*** Data
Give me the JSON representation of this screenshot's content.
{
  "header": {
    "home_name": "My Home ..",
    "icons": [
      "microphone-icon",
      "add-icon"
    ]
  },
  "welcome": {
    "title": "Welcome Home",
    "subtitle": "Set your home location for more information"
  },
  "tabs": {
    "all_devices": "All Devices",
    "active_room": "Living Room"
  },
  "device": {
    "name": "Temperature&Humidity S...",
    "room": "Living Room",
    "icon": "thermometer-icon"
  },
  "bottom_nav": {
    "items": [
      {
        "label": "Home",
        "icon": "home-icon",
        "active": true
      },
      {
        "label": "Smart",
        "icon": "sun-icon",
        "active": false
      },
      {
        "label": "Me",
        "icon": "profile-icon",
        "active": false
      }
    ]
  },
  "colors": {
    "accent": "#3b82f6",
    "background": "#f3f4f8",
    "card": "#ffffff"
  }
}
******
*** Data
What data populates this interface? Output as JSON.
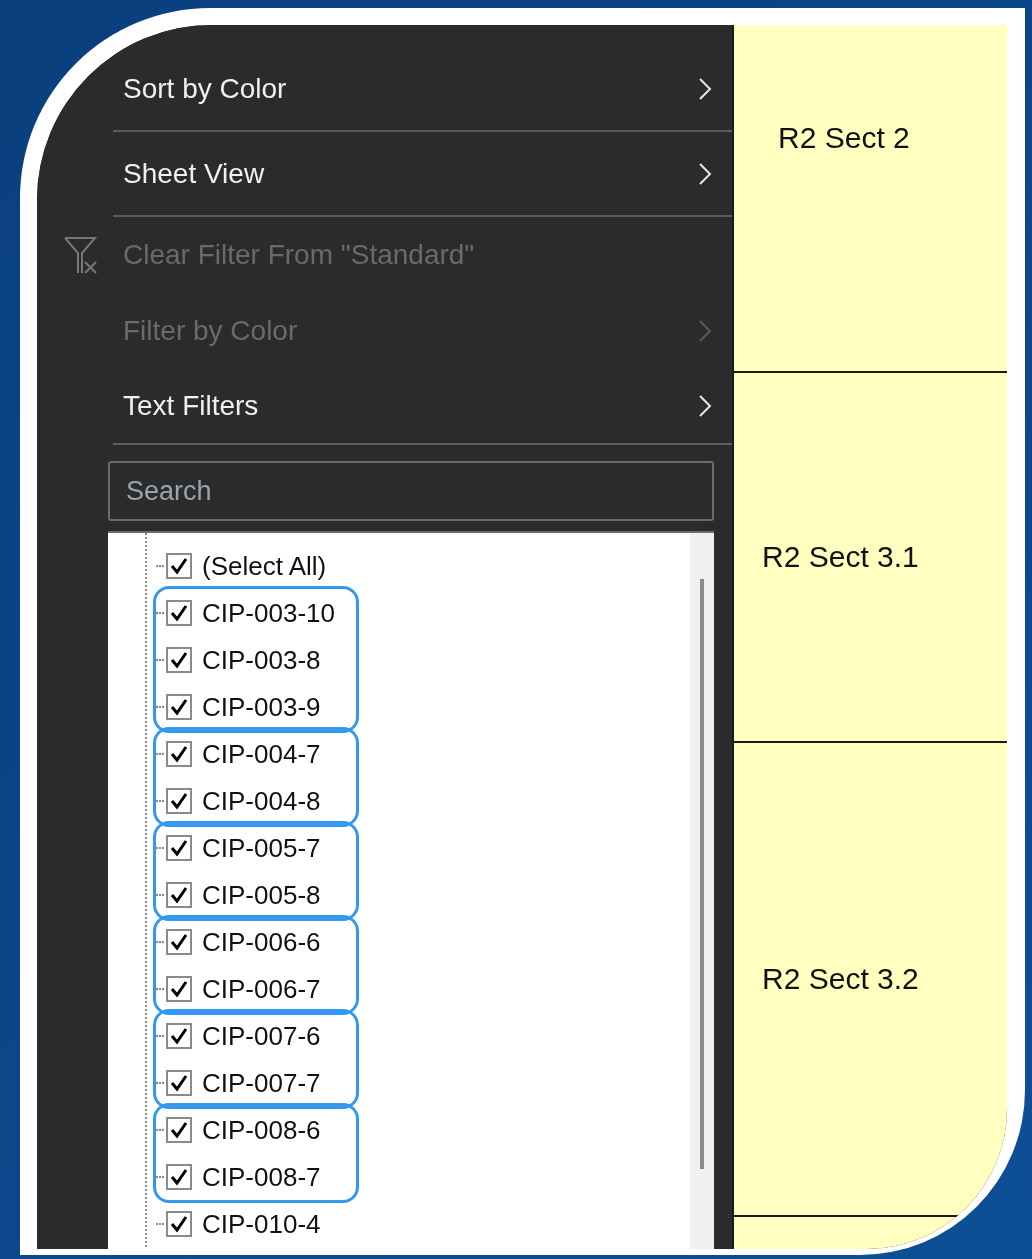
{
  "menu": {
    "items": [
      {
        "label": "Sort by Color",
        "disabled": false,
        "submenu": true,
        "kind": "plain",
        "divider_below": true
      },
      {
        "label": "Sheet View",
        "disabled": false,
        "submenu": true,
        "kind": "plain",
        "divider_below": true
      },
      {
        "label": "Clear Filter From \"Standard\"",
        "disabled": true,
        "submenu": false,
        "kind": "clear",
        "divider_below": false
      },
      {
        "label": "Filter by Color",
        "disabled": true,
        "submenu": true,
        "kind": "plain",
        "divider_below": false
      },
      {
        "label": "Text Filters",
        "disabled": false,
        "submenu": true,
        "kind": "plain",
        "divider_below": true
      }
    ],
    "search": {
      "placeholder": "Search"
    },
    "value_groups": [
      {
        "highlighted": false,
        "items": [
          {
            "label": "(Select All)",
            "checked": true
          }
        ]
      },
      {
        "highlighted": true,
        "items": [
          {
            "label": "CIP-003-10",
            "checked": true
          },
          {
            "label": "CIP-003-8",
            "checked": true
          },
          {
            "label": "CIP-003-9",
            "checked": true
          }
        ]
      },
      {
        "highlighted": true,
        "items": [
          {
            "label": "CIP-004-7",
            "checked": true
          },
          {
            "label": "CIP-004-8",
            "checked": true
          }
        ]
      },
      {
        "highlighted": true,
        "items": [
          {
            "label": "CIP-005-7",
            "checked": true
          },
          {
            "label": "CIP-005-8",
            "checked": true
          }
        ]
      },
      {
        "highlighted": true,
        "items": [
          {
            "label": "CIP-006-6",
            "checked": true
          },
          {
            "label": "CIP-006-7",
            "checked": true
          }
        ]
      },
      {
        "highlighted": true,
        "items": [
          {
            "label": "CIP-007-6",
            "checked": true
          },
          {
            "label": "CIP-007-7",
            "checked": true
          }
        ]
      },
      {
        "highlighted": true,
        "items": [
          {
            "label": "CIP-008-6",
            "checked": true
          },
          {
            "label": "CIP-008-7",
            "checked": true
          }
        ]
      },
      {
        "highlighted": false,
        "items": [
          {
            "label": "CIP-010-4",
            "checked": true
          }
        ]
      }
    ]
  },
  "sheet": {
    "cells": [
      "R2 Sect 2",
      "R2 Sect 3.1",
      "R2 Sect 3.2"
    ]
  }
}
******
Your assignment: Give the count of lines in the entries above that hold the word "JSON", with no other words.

Response area: 2